* WORK INSTRUCTIONS: Take every line from the entries below that includes the word "false" and copy it.

Records excerpted from a collection
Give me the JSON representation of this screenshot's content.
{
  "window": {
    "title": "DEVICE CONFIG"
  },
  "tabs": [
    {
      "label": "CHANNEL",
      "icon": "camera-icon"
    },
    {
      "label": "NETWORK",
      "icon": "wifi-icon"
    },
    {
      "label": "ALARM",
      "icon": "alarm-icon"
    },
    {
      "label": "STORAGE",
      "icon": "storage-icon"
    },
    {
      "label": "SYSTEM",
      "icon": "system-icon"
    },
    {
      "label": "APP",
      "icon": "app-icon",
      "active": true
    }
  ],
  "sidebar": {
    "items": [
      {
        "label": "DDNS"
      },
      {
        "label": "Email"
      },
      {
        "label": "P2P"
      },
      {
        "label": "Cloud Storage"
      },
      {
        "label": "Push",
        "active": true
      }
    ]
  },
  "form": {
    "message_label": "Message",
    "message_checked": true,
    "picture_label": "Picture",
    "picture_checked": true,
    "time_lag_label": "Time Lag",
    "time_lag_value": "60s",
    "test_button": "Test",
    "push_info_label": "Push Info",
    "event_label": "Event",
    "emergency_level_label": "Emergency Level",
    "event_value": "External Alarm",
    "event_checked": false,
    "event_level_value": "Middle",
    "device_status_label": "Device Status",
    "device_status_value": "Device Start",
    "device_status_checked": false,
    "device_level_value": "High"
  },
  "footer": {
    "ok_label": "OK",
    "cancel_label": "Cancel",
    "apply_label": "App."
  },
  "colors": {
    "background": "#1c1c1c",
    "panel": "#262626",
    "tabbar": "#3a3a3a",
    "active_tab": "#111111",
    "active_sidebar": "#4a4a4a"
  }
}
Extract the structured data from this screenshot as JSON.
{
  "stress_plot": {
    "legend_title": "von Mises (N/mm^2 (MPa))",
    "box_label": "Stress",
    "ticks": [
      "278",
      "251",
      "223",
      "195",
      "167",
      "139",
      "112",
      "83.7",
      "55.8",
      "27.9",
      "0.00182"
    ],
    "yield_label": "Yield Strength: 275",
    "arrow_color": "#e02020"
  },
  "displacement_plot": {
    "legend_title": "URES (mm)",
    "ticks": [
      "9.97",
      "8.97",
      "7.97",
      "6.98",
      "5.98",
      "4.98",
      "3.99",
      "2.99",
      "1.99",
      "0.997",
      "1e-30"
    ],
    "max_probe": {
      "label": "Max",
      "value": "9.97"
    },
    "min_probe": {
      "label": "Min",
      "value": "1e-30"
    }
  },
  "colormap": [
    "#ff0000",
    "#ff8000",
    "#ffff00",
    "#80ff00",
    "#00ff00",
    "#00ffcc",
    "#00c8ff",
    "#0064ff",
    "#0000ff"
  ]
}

* RESPONSE TO THIS EXERCISE:
    "event_checked": false,
    "device_status_checked": false,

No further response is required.